That said, this “learning context” project and the related Blockstore / Runtime projects are still in the early stages and may not be ready for your sort of use cases. If you need to hit the ground running tomorrow, it probably won’t have what you need, but if you plan to start in a year or so I think you’ll find it’s now quite a good fit. And if you can contribute to the project in the meantime, that’s even better
Thanks for that very useful info. We want to run a pilot first, and if the pilot has a bit of duct tape then that is definitely not a show-stopper. I also don’t mind working off a dev branch, particularly if that means I can contribute feedback and/or fixes. I would be working on a Helm chart anyway, which also appears to be something that also might interest the community and would Automate All The Things .
In terms of more involved contributions, are there any mid-long-term vision documents out there? I ask because what I want to build is very learner/knowledge-focussed, not course/institution-focussed.
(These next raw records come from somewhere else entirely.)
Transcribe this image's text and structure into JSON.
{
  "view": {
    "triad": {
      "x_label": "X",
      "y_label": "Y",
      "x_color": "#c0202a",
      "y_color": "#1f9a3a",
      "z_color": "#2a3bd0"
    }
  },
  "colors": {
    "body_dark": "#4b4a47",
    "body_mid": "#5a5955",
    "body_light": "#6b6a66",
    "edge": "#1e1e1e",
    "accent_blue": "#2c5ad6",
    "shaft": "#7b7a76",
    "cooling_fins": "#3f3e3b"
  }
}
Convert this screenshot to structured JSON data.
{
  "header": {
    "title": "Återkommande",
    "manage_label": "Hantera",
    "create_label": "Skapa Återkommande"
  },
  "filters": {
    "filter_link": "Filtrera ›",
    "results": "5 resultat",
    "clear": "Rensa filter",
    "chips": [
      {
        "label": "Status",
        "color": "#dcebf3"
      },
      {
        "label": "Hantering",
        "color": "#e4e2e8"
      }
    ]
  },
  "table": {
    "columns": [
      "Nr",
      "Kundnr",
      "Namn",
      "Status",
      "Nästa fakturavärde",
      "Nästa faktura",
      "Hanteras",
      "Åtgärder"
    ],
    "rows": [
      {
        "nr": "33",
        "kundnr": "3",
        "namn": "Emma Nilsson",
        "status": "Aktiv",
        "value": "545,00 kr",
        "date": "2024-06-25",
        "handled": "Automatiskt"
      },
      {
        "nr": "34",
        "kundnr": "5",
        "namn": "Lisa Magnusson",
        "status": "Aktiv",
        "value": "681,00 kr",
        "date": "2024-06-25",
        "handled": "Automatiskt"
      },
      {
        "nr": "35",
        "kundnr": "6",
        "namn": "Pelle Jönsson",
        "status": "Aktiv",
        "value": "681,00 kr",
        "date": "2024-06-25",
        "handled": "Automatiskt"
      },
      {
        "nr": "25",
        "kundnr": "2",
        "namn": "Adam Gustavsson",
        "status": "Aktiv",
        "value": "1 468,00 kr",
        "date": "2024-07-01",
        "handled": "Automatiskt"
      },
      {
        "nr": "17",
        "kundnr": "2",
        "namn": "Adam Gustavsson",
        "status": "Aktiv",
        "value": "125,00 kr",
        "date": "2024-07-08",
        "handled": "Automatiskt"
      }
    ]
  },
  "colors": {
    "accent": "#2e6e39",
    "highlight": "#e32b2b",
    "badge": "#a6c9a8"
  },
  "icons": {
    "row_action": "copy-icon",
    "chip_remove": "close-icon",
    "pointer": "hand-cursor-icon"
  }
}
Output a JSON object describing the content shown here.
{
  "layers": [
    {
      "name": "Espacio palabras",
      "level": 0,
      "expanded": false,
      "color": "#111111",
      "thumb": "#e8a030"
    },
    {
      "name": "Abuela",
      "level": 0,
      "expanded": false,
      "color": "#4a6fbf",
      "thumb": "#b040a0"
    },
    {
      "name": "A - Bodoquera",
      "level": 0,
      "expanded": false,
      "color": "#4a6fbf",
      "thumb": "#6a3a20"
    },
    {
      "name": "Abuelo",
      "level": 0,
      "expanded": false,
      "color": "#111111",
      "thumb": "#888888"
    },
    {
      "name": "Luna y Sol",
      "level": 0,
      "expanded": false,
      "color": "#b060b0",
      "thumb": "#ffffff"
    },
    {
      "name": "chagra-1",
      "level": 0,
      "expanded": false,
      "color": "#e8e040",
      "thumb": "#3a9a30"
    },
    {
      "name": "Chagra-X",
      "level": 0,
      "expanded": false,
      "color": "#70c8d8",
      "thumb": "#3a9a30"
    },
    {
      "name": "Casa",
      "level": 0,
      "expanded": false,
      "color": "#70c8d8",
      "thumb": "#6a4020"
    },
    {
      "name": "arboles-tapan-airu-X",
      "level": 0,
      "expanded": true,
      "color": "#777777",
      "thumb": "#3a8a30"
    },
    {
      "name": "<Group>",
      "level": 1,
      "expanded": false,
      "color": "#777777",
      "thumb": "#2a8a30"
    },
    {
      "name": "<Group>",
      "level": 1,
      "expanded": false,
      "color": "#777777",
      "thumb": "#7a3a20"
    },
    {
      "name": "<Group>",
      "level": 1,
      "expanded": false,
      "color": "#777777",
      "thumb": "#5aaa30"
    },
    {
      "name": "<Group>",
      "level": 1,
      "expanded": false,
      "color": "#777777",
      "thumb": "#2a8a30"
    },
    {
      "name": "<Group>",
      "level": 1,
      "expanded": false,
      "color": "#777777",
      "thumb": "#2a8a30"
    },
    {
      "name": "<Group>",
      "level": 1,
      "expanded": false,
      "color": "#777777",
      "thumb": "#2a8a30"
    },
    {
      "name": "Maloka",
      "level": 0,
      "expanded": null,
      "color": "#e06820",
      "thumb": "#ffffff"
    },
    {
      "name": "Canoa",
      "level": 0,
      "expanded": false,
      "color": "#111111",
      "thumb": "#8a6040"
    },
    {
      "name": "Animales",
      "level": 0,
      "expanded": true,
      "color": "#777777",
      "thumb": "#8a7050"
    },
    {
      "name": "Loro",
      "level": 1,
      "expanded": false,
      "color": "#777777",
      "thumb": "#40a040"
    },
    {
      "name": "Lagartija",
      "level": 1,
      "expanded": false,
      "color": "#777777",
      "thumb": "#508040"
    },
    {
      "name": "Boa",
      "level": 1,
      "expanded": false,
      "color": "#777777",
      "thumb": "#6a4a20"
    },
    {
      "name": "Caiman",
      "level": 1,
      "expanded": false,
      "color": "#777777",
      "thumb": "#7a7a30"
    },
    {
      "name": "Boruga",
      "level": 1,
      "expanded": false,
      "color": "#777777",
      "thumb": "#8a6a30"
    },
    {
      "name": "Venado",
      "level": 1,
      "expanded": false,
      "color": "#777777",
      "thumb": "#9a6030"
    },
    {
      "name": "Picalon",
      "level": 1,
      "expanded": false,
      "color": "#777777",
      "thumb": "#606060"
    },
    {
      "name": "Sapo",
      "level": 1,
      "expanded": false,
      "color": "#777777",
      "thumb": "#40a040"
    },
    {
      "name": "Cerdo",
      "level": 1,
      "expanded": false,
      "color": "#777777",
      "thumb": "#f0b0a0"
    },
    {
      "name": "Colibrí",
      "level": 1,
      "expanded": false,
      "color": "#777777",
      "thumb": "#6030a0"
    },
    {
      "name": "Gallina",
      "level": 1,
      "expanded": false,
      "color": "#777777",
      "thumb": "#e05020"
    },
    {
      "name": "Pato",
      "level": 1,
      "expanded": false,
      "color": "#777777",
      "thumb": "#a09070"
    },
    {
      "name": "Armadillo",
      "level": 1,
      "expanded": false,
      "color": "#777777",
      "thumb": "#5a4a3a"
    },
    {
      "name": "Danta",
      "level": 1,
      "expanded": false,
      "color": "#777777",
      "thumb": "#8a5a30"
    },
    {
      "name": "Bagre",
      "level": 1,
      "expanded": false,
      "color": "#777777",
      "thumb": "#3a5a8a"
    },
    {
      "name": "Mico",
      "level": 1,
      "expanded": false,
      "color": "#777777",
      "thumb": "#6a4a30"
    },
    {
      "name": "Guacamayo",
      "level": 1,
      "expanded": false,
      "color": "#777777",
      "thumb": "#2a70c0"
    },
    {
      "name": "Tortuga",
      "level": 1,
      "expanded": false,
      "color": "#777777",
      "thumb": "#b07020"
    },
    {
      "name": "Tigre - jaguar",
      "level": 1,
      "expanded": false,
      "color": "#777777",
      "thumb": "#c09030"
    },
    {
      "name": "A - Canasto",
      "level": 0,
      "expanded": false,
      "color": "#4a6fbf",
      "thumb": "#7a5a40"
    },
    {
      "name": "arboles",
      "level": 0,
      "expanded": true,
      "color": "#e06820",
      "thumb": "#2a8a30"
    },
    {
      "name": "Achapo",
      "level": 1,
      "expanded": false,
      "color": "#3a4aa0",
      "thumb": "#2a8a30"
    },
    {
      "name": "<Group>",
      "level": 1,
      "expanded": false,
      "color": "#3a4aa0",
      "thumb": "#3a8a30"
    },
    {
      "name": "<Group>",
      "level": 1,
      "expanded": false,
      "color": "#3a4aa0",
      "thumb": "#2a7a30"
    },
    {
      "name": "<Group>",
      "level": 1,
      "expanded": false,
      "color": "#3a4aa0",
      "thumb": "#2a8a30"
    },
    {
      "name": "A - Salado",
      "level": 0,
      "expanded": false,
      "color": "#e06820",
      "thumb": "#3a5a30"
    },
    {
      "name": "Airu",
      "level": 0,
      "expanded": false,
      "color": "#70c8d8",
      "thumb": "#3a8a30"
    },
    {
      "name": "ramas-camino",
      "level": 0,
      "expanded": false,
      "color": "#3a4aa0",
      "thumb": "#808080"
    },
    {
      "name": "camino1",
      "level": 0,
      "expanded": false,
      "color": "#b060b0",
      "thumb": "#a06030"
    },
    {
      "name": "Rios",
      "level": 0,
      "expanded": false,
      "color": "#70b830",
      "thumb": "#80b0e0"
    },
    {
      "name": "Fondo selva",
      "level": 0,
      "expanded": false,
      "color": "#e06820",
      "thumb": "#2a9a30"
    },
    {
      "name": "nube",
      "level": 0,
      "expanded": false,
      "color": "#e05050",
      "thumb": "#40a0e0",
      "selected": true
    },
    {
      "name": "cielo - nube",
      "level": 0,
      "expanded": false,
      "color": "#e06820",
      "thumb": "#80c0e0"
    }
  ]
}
Ubiquitous computing now allows us to build sophisticated learner/user models that go significantly beyond the traditional model of course+certification, meaning we can build learning tools that evolve in quasi-realtime to a learner’s needs. This obviously doesn’t obviate the need for courses and institutions, I think it actually considerably increases and personalises the value they can provide. But in a sense it’s more a platform for storing detailed evidence for knowledge (past and present) and allowing that data to be used most productively for the learner, rather than producing “educational achievements”, like obtaining grade A on course B from university C at time D.
This all presupposes a slightly different view to learning and education than the traditional model assumes, and how technology can contribute. Open edX is great for MOOCs, and it may be that trying to turn it into something different would be a Bad Idea. I can always just get the information out and that would probably be the best choice if stakeholders are happy with the current course/institution focus at the abstract level.